Elisapie will be taking her new album to the stage on a 50-date tour. The dates include five performances of Uvattini, a special live show presented exclusively at Usine C in Montréal and the Grand Théâtre de Québec. This summer, Elisapie will also travel to Kuujjuaq to premiere her new show before heading out to Rouyn-Noranda to perform at FME. More concerts are scheduled in France in November 2023 and April 2024. Visit for more the NPR offices for her own Tiny Desk Session, as well as at several local and international venues and festivals.






Publicity: Susan O'Grady, New Moon Publicity

Management: Opak

Booking: Bonsound


Fixing The News Business Means Learning To Think Differently (Guest Column)

Change is coming quickly to the news industry, and innovation has to come just as quickly.

This is the second part of a series of guest columnsseeking answers to the financial issues that have plagued Canadian news organizations.

My prescription for change is very clear.
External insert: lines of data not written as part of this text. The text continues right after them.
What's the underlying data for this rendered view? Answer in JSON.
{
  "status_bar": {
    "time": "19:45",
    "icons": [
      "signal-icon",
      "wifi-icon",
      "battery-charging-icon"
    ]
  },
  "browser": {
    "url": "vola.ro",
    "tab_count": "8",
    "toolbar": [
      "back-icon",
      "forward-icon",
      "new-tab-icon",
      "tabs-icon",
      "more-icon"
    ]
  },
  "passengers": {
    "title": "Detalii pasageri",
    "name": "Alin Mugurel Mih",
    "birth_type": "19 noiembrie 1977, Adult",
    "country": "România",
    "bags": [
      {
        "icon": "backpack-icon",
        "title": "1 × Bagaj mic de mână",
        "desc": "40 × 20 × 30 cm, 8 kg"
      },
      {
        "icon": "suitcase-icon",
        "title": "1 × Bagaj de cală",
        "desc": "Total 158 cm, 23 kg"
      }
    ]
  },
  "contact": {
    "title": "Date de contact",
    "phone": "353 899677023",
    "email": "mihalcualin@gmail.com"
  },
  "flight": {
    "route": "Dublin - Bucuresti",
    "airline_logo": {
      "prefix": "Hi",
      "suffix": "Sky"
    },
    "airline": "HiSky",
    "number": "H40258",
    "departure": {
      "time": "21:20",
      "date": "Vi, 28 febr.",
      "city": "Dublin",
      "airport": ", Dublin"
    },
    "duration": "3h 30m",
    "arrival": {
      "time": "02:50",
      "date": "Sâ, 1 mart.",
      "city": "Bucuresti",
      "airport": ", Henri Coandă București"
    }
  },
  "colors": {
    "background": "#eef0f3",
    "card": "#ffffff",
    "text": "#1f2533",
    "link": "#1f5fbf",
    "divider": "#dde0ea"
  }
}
Stop trying to solve today's problems through yesterday's lens.

keep readingShow less